A commentary made by B. Russell to Ottoline about this passage: « Poor wretch ! I know his feeling so well. It is an awful curse to have the creative impulse unless you have a talent that can always be relied on, like Shakespeare’s or Mozart’s. » (pp. 75-76).
*The obsession of justification:
« And he (W.) himself, at the end of this term, told Russell that the happiest hours of his life had been spent in his rooms. But this happiness was caused not simply by his being allowed to follow his impulses, but also by the conviction that –as he had an unusual talent for philosophy- he had the right to do so. » (Monk, p 45.)
*Similarity between Logic and Ethic:
Tractatus, 6.13: "Logic is transcendantal."
Tractatus, 6.421: "Ethic is transcendantal."
3) Weininger, Wittgenstein and Musil:
It seems that the author of The Man Without Qualities introduces a character who was under the influence the thesis of Weininger, and who is then detaching himself slowly from them. The purpose of Ulrich, I remind you, is at the end of his year off to have identified his vocation, talent or, if he has not been able to or is without qualities, to put an end to his life.
Ulrich was obsessed with the genius:
"This man (Ulrich) who had returned to the country could not recall a single period of his life when he would not have been driven by the desire to become a great man: Ulrich appeared to be born with this desire. "(Part One, Chapter 9.)
"He hated unable men (...) those who do not go to the end, the timids, the comfortables, those who console their souls by ramblings about the soul and who nourish it with religious, philosophical or fictional feelings that look like hot cakes soaked in milk, with the pretext that intelligence gives stones instead of bread. " (Ibid.)
Then came the great crisis: One day, he discovered that a racehorse has been described as a "genius" (Part One, Chapter 13: A racehorse Ulrich confirms Ulrich that he is a man without qualities).

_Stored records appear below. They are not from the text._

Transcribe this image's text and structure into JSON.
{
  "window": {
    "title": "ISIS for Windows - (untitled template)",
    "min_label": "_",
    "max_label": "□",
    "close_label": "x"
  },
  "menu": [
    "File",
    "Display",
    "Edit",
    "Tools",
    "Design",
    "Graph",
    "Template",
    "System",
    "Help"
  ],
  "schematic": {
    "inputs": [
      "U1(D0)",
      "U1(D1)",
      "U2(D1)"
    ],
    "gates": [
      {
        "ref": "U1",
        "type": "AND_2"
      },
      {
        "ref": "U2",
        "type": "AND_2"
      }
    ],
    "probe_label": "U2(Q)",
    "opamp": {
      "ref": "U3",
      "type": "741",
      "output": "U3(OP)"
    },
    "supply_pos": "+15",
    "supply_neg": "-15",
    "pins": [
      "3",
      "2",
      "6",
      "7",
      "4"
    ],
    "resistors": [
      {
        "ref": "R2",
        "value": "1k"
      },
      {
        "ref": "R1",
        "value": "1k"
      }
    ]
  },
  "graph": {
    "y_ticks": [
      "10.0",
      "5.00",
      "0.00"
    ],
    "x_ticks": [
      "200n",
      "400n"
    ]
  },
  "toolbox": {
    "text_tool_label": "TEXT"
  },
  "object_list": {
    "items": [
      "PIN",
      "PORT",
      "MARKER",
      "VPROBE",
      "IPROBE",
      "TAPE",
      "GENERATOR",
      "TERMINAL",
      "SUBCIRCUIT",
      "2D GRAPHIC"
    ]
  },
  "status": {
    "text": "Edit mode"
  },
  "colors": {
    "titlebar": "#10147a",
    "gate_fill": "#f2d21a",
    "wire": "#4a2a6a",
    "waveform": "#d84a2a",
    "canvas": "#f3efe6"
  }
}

Ulrich has stopped to seek his vocation in engineering (like Wittgenstein) and focused on mathematics (like Wittgenstein). The crisis comes in the following manner: Ulrich reads a newspaper in which there is an account of a race horse: "The horse, in fact, has always been the sacred animal of the cavalry; a military man since his youth, Ulrich had hardly heard of something else than women and horses, he had escaped all that to become a great man, and the moment when, after various efforts, he might have been able to be close to his aspirations, the horse, who had preceded him, greeted him from there... "
The argument: "It (the ideal of geniality) is still beautiful..., as long as you did not have to learn that a horse-race has become a genius."
It is also difficult not to make connections between the theories of Weininger and some aspects of the work of Musil.
* Walter is the perfect portrait of the individual who, as Russell said, has the impulse of creativity, but lack the talent to apply it.
* Clarisse is the exact portrait of the affinity between geniality and madness.
Musil and Wittgenstein began perhaps at the same point (Weininger and his moral fundamentalism), but have not taken the same path. Wittgenstein followed the path traced by Weininger, Musil and showed the failure of this idea while suggesting other possibilities.
Ray Monk, Ludwig Wittgenstein: the Duty of a Genius, Vintage, London, 1991.
Robert Musil, The Man Without Qualities. (My translation.)
Otto Weininger, Sex and Character, Heinemann, 1906. (Translation: Ray Monk.)
Ludvig Wittgenstein, Tractatus Logico-Philosophicus, 1919. (My translation.)
Be a genius or die: Weininger, Wittgenstein and Musil by Mikolka est mis à disposition selon les termes de la licence Creative Commons Paternité-Pas d'Utilisation Commerciale-Pas de Modification 2.0 France.